Extracted records: Begin

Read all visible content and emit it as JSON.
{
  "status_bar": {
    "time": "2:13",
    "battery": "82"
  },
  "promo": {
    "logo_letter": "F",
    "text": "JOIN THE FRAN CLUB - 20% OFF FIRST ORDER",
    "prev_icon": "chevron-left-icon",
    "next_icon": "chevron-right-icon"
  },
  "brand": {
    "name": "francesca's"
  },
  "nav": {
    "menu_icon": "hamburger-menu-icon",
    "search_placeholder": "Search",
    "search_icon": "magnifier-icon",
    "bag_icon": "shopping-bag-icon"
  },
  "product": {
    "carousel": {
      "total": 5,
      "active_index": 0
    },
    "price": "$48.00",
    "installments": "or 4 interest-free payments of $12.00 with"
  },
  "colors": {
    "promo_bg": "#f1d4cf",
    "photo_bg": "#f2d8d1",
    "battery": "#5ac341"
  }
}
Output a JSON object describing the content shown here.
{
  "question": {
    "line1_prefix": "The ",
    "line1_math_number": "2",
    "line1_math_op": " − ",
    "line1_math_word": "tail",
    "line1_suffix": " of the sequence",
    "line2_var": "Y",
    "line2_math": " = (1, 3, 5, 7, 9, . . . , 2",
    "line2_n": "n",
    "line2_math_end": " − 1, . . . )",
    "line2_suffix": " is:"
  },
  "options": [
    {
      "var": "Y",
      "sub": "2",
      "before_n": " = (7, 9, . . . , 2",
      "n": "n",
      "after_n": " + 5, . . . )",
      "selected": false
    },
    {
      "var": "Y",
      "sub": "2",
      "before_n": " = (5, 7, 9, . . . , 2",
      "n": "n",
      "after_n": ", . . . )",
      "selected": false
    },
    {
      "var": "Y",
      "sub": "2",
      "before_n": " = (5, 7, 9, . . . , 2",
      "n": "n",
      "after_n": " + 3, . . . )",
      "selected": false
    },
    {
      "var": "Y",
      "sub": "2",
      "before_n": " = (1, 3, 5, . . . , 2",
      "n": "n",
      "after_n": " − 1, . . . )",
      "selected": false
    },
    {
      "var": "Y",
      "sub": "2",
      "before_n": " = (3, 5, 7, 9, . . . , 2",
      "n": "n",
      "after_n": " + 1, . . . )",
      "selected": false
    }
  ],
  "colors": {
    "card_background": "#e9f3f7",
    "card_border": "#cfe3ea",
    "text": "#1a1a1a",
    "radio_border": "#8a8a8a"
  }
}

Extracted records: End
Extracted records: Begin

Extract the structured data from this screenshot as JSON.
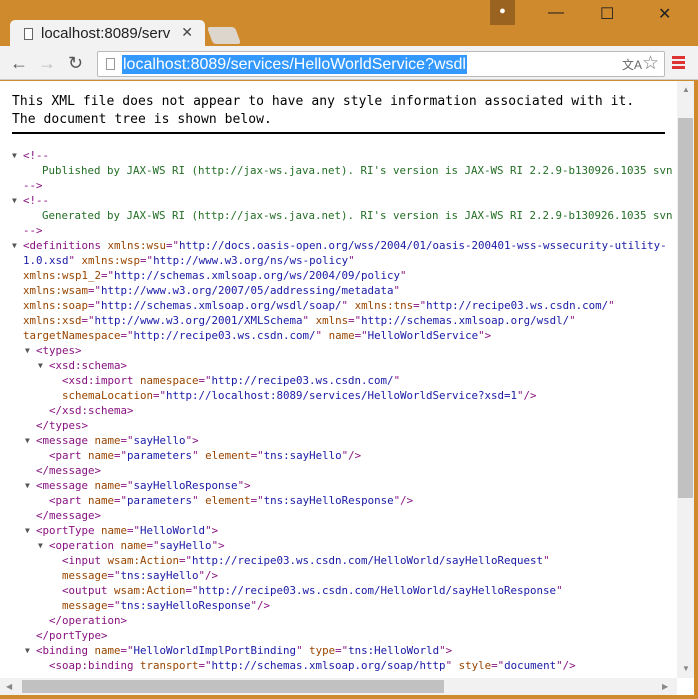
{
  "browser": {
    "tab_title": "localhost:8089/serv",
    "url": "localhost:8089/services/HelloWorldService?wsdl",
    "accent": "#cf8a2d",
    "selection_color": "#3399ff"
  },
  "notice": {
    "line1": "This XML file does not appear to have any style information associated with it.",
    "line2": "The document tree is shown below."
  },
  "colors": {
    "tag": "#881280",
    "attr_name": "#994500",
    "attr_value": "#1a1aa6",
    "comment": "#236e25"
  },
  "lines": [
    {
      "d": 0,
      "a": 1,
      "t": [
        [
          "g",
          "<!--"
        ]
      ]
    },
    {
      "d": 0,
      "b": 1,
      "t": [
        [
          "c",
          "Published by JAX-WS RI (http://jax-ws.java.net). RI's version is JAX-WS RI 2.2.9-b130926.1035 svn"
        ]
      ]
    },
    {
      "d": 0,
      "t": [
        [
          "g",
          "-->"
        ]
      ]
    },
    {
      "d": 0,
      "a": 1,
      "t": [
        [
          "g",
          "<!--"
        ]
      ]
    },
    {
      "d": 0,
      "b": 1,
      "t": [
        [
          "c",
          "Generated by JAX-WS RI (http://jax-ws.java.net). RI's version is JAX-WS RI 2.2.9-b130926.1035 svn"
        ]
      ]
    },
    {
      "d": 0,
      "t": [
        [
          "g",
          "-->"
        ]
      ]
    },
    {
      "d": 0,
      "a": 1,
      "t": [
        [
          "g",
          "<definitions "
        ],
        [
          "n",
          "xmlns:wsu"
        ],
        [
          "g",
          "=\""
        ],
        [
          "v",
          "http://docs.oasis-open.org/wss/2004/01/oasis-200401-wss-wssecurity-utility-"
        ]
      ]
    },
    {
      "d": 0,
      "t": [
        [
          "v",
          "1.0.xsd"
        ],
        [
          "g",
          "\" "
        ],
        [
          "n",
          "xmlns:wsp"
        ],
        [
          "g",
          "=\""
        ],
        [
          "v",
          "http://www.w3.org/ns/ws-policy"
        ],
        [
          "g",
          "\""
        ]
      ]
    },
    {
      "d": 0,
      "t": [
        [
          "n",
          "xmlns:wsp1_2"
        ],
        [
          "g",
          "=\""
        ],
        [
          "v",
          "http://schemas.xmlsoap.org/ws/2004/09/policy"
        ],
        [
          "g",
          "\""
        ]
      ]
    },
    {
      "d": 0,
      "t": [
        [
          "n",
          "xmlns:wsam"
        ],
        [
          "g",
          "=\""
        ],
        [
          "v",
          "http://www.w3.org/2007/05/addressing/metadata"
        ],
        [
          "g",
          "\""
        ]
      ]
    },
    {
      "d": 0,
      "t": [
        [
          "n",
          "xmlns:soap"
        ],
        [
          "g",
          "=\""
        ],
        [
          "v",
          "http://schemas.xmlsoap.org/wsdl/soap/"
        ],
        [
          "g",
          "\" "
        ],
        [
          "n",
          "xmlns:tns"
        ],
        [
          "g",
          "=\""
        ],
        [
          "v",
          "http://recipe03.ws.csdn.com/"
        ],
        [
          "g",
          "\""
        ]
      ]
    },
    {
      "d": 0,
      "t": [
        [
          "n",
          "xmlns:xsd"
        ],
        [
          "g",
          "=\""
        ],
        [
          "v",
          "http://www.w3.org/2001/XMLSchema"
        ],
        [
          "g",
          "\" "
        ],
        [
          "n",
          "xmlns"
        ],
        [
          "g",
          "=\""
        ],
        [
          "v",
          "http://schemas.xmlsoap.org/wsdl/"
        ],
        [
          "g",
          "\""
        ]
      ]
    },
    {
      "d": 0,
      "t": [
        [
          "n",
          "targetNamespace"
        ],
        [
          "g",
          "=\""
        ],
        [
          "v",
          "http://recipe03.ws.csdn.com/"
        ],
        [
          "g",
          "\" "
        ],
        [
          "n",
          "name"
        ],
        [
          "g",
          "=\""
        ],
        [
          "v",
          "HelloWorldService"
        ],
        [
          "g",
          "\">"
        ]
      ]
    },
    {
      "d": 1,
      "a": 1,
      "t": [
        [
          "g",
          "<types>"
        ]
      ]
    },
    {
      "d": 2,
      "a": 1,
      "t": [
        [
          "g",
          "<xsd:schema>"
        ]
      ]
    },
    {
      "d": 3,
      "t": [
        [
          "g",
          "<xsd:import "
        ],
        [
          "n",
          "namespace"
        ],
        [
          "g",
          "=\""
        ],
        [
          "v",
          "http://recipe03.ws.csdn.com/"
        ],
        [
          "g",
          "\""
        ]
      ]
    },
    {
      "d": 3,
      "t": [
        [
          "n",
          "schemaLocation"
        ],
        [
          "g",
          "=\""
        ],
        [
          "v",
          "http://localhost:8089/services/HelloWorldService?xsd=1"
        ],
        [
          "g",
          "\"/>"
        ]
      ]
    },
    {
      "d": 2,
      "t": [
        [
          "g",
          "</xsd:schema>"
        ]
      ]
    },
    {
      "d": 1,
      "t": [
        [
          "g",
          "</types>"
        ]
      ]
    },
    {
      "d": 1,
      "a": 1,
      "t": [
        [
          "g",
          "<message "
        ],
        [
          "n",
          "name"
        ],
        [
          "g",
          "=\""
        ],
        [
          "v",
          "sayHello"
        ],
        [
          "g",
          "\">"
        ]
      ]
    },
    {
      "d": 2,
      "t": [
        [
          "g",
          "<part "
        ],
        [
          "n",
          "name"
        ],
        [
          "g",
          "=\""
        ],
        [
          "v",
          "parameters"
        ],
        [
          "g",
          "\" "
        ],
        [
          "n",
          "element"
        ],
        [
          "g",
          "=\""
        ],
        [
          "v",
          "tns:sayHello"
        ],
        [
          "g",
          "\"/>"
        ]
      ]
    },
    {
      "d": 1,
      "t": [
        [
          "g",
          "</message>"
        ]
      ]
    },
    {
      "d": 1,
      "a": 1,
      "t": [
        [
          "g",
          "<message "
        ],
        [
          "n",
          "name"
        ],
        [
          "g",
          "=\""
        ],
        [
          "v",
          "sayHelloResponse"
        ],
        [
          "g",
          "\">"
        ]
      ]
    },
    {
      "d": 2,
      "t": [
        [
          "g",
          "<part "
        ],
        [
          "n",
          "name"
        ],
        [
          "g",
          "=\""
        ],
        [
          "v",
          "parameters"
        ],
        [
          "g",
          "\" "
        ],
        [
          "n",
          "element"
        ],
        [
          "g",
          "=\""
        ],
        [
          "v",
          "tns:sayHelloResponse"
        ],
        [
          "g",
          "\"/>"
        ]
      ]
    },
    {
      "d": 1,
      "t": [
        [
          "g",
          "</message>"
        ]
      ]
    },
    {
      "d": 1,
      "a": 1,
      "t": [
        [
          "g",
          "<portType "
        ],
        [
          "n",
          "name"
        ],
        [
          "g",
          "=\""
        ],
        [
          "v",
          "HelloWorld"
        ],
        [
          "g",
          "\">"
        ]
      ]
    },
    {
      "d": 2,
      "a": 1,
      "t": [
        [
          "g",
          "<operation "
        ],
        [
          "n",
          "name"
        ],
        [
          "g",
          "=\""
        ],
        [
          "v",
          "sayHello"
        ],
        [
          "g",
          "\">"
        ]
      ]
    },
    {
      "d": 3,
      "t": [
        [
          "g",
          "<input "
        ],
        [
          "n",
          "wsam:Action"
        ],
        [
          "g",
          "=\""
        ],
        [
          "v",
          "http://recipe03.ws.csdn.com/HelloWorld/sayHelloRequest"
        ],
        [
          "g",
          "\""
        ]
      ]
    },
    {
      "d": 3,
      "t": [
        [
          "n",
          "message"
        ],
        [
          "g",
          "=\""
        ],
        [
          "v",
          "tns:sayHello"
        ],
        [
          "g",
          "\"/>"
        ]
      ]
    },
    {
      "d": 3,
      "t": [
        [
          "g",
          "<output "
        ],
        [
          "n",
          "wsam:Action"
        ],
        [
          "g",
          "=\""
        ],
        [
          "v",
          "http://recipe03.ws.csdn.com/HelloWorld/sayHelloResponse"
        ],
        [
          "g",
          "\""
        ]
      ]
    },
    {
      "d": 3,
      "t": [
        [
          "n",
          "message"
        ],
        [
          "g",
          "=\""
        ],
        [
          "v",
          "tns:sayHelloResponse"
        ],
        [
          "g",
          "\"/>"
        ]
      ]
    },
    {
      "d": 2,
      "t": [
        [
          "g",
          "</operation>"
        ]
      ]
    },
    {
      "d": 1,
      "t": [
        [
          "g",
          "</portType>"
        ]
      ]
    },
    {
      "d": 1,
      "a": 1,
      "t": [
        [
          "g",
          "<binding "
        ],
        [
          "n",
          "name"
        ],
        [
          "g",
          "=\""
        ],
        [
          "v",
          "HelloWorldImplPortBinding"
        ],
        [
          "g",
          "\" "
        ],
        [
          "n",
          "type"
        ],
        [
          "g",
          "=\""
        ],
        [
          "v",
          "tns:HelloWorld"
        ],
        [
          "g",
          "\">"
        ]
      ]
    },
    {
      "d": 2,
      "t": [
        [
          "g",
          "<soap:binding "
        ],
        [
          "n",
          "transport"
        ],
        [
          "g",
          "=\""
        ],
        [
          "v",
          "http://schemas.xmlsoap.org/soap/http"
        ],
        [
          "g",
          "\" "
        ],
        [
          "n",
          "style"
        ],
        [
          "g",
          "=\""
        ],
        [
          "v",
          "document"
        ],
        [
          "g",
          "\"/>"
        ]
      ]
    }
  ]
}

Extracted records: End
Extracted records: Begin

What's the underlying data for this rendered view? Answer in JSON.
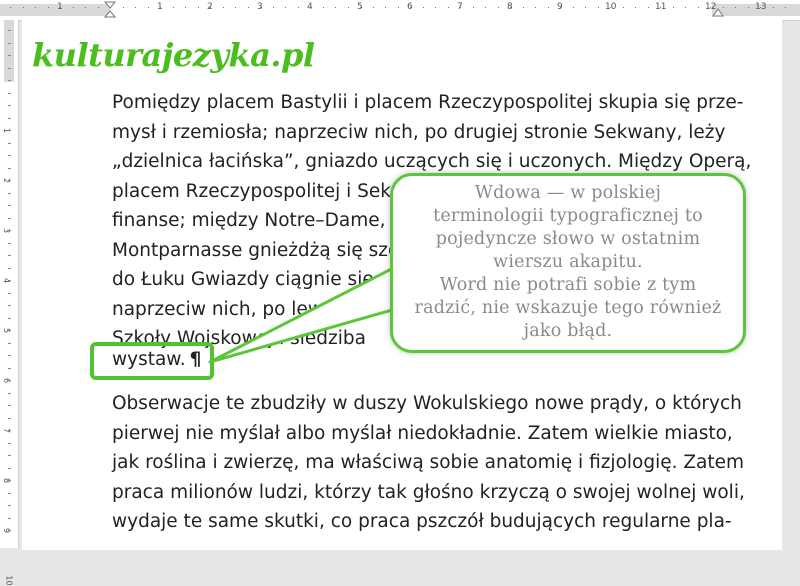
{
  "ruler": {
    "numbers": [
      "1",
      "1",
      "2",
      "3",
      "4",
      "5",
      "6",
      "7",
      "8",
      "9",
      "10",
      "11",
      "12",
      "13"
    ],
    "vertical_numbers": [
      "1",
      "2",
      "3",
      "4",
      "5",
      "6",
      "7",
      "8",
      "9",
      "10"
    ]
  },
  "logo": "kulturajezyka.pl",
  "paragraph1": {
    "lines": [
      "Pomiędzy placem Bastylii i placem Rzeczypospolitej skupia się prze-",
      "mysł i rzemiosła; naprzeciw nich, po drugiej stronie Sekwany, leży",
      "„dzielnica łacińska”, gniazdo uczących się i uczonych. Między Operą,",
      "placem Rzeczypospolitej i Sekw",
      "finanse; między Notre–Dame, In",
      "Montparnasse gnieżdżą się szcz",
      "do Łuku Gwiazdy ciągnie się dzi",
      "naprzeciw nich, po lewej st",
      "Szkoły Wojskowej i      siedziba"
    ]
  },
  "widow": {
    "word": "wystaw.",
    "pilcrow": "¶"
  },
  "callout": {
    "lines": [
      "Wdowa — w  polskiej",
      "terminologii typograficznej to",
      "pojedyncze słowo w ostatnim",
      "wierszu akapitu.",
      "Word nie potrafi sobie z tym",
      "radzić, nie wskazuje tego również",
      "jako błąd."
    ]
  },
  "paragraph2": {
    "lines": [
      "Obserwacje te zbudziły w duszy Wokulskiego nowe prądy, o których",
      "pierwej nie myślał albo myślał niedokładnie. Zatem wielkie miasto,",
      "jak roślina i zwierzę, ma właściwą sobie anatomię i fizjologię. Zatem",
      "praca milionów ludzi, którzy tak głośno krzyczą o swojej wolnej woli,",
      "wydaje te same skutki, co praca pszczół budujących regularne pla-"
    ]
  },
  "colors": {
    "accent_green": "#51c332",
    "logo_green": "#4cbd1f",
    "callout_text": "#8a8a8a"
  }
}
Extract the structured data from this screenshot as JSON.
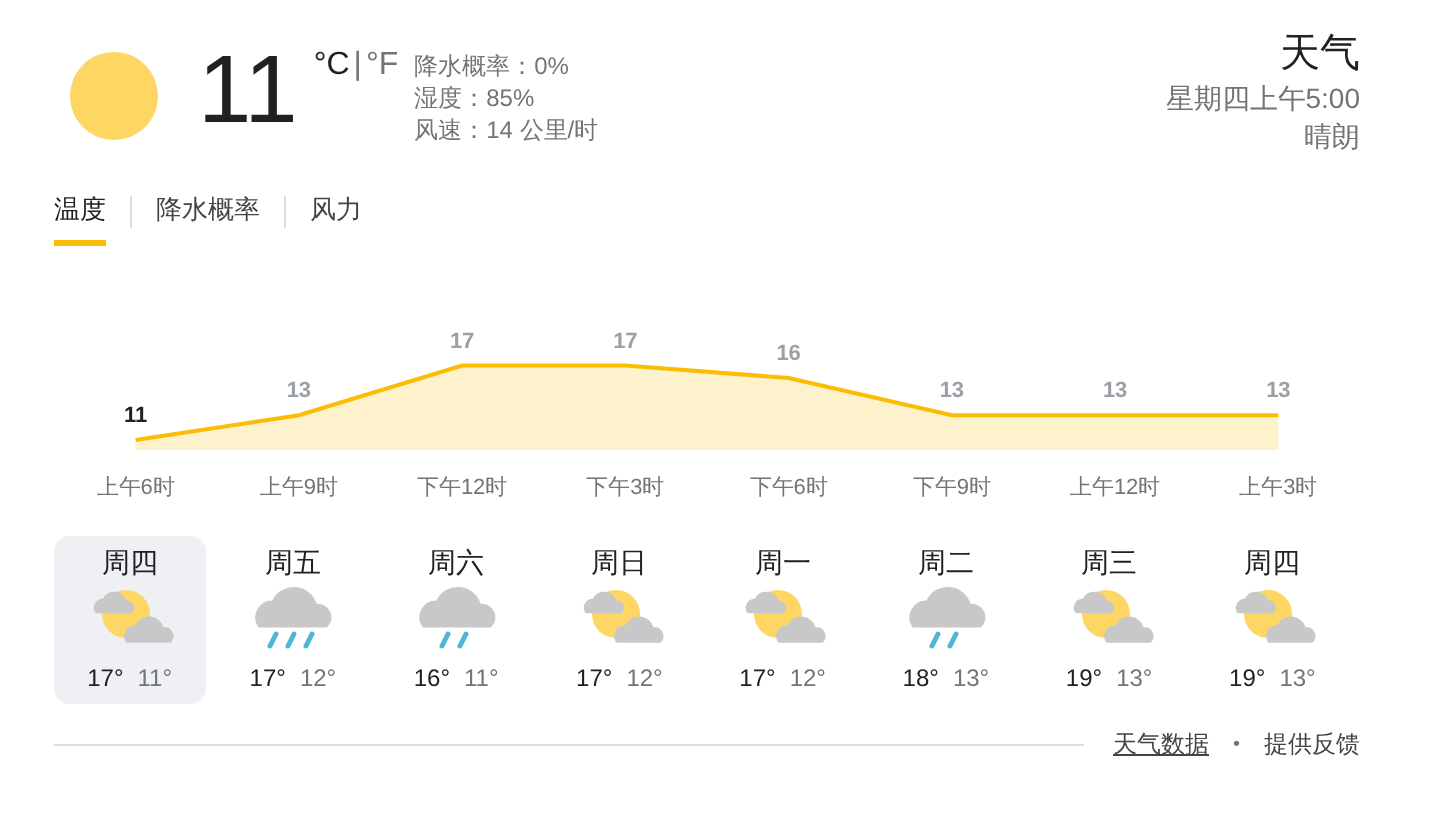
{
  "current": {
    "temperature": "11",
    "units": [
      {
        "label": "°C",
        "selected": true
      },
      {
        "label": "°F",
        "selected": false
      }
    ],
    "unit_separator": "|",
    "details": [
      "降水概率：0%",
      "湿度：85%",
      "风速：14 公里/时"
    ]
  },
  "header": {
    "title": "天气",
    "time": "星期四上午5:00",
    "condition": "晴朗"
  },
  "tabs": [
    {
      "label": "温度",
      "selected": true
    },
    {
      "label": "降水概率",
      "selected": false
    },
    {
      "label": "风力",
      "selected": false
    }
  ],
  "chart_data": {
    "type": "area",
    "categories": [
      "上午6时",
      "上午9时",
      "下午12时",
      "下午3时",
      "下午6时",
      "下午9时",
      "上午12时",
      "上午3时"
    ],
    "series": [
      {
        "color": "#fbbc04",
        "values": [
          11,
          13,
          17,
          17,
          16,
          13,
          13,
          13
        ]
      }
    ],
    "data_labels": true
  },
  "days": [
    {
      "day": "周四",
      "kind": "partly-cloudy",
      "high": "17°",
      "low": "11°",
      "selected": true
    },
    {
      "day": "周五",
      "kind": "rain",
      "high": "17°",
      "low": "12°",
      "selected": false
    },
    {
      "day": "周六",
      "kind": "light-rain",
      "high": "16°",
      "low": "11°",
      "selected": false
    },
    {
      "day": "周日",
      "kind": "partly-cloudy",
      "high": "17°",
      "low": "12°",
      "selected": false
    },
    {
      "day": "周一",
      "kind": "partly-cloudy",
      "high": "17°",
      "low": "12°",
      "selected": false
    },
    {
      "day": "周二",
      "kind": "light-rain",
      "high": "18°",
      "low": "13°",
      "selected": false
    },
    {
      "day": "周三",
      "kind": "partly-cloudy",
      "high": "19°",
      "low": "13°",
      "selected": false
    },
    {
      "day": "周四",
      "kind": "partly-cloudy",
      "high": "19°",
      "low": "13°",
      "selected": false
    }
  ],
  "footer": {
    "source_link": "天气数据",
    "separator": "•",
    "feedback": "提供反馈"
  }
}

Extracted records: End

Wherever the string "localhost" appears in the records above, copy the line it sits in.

## Written answer
    "tab_title": "localhost:8089/serv",
    "url": "localhost:8089/services/HelloWorldService?wsdl",
          "http://localhost:8089/services/HelloWorldService?xsd=1"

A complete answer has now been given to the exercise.